◆ **Directions**: Exact copies of all the entries are required, and no pictures should appear in them.

◆ **Material for the task**:

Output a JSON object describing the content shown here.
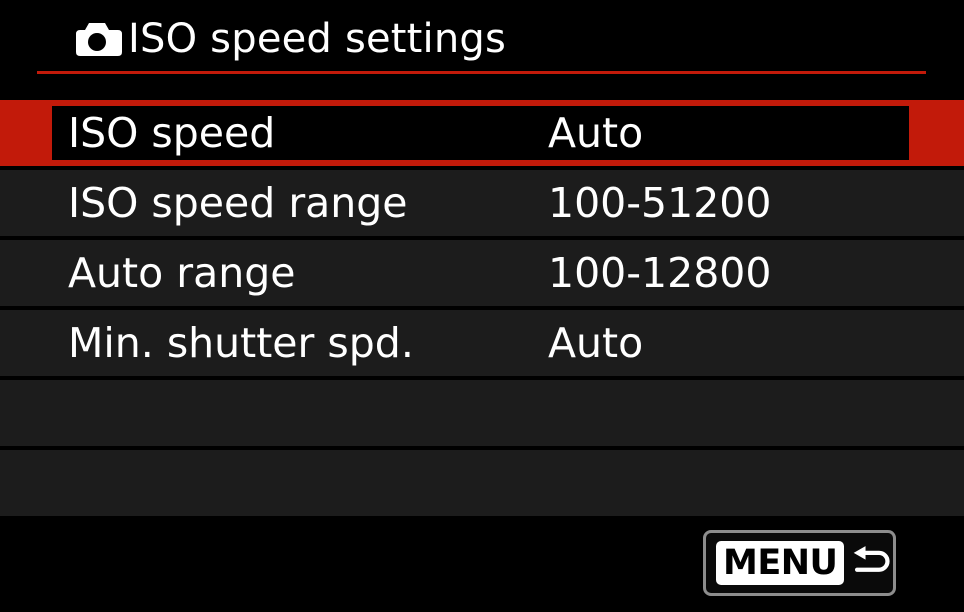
{
  "header": {
    "camera_icon": "camera-icon",
    "title": "ISO speed settings"
  },
  "colors": {
    "accent": "#c21a0a",
    "row_background": "#1c1c1c",
    "background": "#000000"
  },
  "menu": {
    "rows": [
      {
        "label": "ISO speed",
        "value": "Auto",
        "selected": true
      },
      {
        "label": "ISO speed range",
        "value": "100-51200",
        "selected": false
      },
      {
        "label": "Auto range",
        "value": "100-12800",
        "selected": false
      },
      {
        "label": "Min. shutter spd.",
        "value": "Auto",
        "selected": false
      },
      {
        "label": "",
        "value": "",
        "selected": false
      },
      {
        "label": "",
        "value": "",
        "selected": false
      }
    ]
  },
  "footer": {
    "menu_button_label": "MENU",
    "return_icon": "return-arrow-icon"
  }
}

◆ **Problem solution**:
Output a JSON object describing the content shown here.
{
  "header": {
    "camera_icon": "camera-icon",
    "title": "ISO speed settings"
  },
  "colors": {
    "accent": "#c21a0a",
    "row_background": "#1c1c1c",
    "background": "#000000"
  },
  "menu": {
    "rows": [
      {
        "label": "ISO speed",
        "value": "Auto",
        "selected": true
      },
      {
        "label": "ISO speed range",
        "value": "100-51200",
        "selected": false
      },
      {
        "label": "Auto range",
        "value": "100-12800",
        "selected": false
      },
      {
        "label": "Min. shutter spd.",
        "value": "Auto",
        "selected": false
      },
      {
        "label": "",
        "value": "",
        "selected": false
      },
      {
        "label": "",
        "value": "",
        "selected": false
      }
    ]
  },
  "footer": {
    "menu_button_label": "MENU",
    "return_icon": "return-arrow-icon"
  }
}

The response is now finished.